The little of this that gets shown really isn’t too bad, although it’s impossible to tell from what is shown how the whole thing came off. Ogawa does as little as he always does, but Modest brings a few nice moves in the form of a fisherman suplex off the second rope, as well as the Reality Check. From the look of Ogawa, it appears that Modest more or less wiped the floor with him for the match. Ogawa getting the upset with the sunset flip cutback, is standard Ogawa stuff, with him getting the win despite doing nothing. But it at least plays into Modest’s arrogance getting the best of him, when he opted to not finish off Ogawa when he had the chance.


This is about as bad as can be expected. Taue can’t carry all four, and isn’t in the match enough to do anything worthwhile anyway. Bull Schmidt (insert name joke here) acts like a complete idiot. He’s trying to be a big tough guy one second, and then way overselling the next. Vader does nothing else than the few spots he still can, and Izumida isn’t in any place to be useful. Izumida somehow survives not one but two Vader bombs, and then falls prey to the Vader Hammer? Somehow it seems odd that someone as out of shape as Vader, landing directly on you with all his body weight is more damaging than a single right-hand strike. But then again, why am I questioning the logic of a total squash that lasted all of three minutes?


Now this, I wouldn’t have minded seeing in full, even with Inoue in the match. What all is shown is essentially a Ikeda/Honda singles match. Things explode as soon as Ikeda enters the ring and goes after Honda. It’s basically a lather, rinse, repeat sort of structure. Honda gets in trouble, Inoue helps him out, and Sano dispatches Inoue. Nothing too terribly interesting after a few times, but at least Inoue is being used to his full potential. Honda tapping to a Triangle choke is a bit ironic, considering how Honda more or less made his way up the ranks by upsetting higher ranked workers with his various submission holds.

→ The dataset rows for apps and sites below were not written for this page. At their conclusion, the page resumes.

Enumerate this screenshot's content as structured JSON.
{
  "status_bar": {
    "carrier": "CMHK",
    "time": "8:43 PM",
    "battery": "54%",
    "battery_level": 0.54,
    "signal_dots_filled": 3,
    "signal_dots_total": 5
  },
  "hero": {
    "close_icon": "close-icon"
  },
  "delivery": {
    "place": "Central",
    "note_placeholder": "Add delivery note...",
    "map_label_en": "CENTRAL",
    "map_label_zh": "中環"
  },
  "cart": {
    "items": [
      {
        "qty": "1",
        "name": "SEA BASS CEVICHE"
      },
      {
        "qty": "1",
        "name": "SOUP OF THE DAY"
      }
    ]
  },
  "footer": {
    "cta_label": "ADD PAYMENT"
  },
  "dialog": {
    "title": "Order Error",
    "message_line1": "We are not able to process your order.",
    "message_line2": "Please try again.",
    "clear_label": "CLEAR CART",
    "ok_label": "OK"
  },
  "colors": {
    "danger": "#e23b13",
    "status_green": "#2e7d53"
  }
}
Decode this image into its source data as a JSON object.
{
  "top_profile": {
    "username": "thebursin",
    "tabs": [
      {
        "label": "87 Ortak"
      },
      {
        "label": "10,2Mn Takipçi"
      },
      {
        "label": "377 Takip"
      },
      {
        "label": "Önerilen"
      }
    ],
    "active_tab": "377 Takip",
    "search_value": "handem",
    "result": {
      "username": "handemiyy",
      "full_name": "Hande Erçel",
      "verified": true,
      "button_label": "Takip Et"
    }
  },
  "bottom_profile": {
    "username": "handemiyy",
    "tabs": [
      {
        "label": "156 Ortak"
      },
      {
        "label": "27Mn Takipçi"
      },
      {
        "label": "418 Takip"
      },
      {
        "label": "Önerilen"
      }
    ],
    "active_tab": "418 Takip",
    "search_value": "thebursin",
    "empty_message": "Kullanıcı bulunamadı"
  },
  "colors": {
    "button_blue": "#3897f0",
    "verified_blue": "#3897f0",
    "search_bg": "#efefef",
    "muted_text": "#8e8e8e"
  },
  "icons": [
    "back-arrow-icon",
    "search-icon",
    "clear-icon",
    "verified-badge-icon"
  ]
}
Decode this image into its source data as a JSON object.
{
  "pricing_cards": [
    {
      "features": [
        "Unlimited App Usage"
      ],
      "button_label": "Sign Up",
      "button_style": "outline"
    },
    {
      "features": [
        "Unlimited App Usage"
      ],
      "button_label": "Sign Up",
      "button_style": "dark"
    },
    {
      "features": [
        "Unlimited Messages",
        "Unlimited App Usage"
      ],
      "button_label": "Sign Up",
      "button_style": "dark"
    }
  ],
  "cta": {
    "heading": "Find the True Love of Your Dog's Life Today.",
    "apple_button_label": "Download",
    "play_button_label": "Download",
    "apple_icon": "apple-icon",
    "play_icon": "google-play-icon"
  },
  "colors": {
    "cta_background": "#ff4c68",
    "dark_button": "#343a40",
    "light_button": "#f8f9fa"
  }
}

Conclusion: This is interesting as a sort of “where are they now?” type of viewing. But the actual wrestling is on the disappointing side. Recommendation to avoid this NOAH commercial tape.